Descent from Abuna Yemata Guh Church (Photo by David Drori)
March 3, 2017
Fifteen years have passed since the day that changed my life. It seems like yesterday and it seems like a century ago. So much has happened since that day – good things, although there’s plenty more I hope for. And yet, I remember that day so well, and the months that followed.
To celebrate, I’m repeating my post from five years ago.
On 3rd March, 2002, I received an email. It began: “Hi, it’s Gill Balbes (as was) here. Was talking to Jane the other night and she was telling me about how she’d been in contact with you and that you remember me (as I do you) so I thought I’d say hello. Schooldays seem a long way off but it would be nice to hear how you’re doing.”
Schooldays certainly were a long way off. It was over thirty years since I’d walked out of the school gates, vowing never to have any connection with any of the girls I’d known over the previous seven years – a few even longer. It was only recently that I’d added my name to the Friends Reunited site, opening up the possibility of contact, although I didn’t expect anyone to write to me.
But Jane did write and I made a decision: that if I was going to correspond with anyone from school, I would make the relationship meaningful by being open about what happened to me there. If they didn’t want to discuss it, there wasn’t much point in reuniting.
Fortunately, Jane did agree to discuss it. She also apologised for what she did to me, although I didn’t hold her or any of the former pupils to blame as adults for their actions as children. I always knew the bullying (which I called teasing then) had had a bad effect on the rest of my life, but never thought the children were mature enough to understand what they were causing.

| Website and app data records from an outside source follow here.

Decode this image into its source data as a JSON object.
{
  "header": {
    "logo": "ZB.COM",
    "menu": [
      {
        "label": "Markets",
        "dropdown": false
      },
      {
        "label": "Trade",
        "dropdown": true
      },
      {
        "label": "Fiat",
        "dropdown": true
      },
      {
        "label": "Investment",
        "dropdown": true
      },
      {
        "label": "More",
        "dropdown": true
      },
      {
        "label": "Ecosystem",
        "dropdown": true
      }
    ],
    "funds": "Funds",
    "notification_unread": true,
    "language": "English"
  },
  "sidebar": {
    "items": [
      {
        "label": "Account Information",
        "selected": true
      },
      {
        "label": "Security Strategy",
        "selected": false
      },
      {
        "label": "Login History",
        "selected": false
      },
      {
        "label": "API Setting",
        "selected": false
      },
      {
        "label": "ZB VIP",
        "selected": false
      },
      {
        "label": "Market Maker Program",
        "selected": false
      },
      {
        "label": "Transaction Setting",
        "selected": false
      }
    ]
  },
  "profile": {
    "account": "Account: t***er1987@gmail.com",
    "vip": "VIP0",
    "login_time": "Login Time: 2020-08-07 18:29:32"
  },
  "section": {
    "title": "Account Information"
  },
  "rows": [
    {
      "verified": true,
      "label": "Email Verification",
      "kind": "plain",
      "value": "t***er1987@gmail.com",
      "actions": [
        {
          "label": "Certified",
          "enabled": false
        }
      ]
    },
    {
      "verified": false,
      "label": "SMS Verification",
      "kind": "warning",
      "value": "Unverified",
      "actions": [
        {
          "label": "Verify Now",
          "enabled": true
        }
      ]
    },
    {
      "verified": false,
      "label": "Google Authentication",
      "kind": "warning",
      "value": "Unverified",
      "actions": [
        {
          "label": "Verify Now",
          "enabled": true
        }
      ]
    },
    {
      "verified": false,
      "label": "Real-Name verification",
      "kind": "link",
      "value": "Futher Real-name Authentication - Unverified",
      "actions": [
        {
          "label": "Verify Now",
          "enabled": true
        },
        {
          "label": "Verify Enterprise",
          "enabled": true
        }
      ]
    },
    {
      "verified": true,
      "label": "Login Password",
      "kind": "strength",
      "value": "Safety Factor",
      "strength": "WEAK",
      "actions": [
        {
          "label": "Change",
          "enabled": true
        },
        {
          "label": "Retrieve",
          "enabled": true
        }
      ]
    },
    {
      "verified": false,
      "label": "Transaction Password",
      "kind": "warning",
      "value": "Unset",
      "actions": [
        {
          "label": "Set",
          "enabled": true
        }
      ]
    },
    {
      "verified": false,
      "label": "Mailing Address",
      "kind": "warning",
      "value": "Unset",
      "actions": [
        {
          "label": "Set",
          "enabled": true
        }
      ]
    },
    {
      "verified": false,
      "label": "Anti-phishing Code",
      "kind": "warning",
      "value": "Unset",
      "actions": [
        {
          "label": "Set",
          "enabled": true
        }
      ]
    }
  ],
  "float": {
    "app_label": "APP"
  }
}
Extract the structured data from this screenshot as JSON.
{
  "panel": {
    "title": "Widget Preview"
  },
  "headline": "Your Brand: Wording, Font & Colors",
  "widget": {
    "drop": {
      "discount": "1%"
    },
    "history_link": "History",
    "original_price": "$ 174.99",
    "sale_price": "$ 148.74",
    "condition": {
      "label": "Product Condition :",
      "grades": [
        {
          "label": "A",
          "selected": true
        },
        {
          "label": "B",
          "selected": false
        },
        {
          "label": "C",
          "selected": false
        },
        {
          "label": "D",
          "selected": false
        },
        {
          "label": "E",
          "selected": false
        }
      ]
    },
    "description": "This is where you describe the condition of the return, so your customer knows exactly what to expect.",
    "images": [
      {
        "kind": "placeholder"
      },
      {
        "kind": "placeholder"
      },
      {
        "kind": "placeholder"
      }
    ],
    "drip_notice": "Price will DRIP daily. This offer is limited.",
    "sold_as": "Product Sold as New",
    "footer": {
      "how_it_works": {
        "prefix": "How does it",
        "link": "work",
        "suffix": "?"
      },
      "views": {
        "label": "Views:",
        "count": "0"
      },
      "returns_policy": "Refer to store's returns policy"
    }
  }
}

Jane soon put me in contact with Gill, who had more time to write. Gill and I corresponded almost daily for a long time, and she became a very special friend to me. It was Gill who told me about social anxiety. I didn’t realise the significance of it at first, but gradually two things became clear. I was not alone in being this way and it’s possible to improve. (I don’t think it makes sense to say there’s a cure, and I don’t think there needs to be one.)
Gill has been the catalyst for many changes in my life – for starting to write, for starting a blog, and much more. We have now met several times. After ten years, I still count Gill as a very special friend.
Actually, Gill and Jane are both very special friends. Do you have a friend story you want to share?